More Durham, and a Dogfight
My other objective in going to Durham was much more conventional -- to see the cathedral. The modern city of Durham is built around an imposing bluff above the River Wear, where a cathedral has stood since 1093. It's a distinctive building that preserves much of its Norman architecture.
Durham, as a buffer between England and Scotland, was a strategically important area back then, and it was ruled by a succession of Prince-Bishops who wielded both religious and secular authority.
As luck would have it, a huge service was going on when I visited, so I couldn't wander around the building as freely as I would have liked. But I could stand in the back and see the main part of the nave, which has unusual columns carved with geometric designs. (Photography wasn't allowed inside.) I could also walk through the Benedictine cloisters and around the palace green, between the cathedral and the adjacent castle.
I also had fun walking around the town itself. I found some quirky shopfronts, but overall it was sadly dominated by chain stores. (I must admit I contributed to the onslaught of the chains by going to Cafe Nero for lunch. What can I say?
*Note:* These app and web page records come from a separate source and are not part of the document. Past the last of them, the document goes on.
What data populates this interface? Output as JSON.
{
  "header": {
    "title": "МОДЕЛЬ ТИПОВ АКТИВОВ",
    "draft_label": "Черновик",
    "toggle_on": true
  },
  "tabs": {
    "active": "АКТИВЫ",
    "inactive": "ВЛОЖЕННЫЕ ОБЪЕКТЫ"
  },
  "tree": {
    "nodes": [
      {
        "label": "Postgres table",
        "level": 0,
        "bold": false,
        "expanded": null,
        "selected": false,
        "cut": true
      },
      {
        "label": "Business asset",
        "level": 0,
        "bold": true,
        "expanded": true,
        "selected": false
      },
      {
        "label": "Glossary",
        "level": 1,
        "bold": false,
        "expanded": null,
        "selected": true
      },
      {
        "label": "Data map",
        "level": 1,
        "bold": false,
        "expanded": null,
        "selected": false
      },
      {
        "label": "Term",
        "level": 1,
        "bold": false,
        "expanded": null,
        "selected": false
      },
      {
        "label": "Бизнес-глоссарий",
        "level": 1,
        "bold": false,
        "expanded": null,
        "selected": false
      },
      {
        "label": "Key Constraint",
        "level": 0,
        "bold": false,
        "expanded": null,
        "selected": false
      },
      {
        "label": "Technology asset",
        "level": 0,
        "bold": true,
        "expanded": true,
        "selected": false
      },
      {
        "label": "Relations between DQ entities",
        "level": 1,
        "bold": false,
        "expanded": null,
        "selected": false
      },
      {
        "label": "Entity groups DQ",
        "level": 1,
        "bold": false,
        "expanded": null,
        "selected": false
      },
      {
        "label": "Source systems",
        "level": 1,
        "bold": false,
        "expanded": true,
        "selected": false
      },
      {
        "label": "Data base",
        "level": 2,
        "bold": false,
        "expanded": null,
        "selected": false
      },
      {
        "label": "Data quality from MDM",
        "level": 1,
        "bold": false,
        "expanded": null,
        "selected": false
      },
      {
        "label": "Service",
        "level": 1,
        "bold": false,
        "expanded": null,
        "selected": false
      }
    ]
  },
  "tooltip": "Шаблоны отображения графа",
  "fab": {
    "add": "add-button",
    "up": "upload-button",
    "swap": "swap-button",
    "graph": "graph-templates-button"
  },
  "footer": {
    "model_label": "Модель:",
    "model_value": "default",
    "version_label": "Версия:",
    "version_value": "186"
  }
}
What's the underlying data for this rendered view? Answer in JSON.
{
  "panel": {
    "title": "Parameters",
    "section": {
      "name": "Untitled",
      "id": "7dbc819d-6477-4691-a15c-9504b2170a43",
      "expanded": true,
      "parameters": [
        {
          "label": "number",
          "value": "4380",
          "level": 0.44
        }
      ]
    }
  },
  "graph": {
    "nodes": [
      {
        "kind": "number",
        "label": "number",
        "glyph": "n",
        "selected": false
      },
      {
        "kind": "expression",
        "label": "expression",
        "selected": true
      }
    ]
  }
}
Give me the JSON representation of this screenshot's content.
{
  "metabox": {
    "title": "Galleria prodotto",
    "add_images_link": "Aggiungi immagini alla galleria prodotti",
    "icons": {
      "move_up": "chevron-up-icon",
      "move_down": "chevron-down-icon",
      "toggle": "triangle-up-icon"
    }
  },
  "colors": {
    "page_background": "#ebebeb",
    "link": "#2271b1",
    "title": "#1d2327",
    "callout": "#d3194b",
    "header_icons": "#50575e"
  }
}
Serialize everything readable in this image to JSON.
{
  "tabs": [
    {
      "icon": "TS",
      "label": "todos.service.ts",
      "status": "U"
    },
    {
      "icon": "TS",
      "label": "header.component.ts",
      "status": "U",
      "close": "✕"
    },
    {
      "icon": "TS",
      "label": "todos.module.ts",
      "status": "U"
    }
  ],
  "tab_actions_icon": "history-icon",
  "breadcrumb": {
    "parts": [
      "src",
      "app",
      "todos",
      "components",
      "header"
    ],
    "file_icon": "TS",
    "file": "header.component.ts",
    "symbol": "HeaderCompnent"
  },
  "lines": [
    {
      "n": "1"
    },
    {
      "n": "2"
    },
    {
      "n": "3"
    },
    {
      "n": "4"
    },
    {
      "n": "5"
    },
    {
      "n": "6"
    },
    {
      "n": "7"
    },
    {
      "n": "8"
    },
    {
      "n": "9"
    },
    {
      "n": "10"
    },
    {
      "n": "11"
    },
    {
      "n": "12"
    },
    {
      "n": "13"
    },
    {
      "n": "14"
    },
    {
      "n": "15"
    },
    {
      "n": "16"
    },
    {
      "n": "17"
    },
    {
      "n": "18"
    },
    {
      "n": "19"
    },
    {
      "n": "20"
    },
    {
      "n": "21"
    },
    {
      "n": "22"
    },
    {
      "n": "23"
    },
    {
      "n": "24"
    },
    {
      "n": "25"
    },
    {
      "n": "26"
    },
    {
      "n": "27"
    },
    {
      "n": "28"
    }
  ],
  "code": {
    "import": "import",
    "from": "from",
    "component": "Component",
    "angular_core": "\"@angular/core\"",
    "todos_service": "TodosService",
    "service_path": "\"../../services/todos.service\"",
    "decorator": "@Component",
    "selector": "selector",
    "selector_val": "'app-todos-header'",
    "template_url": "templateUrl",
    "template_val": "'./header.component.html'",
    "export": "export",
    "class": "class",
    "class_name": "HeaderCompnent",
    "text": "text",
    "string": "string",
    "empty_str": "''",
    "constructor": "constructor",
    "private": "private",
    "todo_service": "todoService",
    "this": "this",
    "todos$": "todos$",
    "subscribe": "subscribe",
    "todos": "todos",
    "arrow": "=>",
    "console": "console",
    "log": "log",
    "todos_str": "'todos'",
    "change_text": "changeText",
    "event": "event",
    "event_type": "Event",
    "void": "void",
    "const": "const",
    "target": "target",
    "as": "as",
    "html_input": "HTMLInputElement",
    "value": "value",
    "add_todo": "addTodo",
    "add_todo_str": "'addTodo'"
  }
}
Sometimes you want something familiar.)
This statue of Neptune stands in the Durham Market square, a gift to the city in 1729 by a Parliament member. It's symbolic of an effort to improve navigation on the River Wear and link Durham to the North Sea.
Durham is a university town, and it seems quite cultivated overall.
After wandering for the afternoon, I caught the 5:39 train back to London. I was home around 9 p.m.
What I didn't mention yesterday, while describing my visit to the Apollo Pavilion, is that I witnessed a scary dogfight while I was there taking pictures. A woman walking a big yellow dog and a rough-looking man with a brindle staffy crossed paths, and I didn't see who started it, but soon enough those dogs were rolling around snarling. The staffy got ahold of the yellow dog's foreleg and would not let go. The yellow dog was yelping and the woman was screaming, "Get him off my dog! Get him off my dog!" But the man couldn't do much until the staffy relented. The woman ran off with her dog in tow, calling back to the man, "Your dog should be on a lead!" The man retorted, "He IS on a lead," while his panting staffy stood next to him, plainly not on a lead.
Anyway, it was scary. As a staffy owner I hate to see anything that perpetuates the image of staffies as badly behaved dogs, but that owner didn't look particularly responsible -- and after all, dog behavior is all about the owner, isn't it? (And there I was, camera out, and did I take any pictures of all this excitement? None! I was too transfixed. I would make a terrible photojournalist.)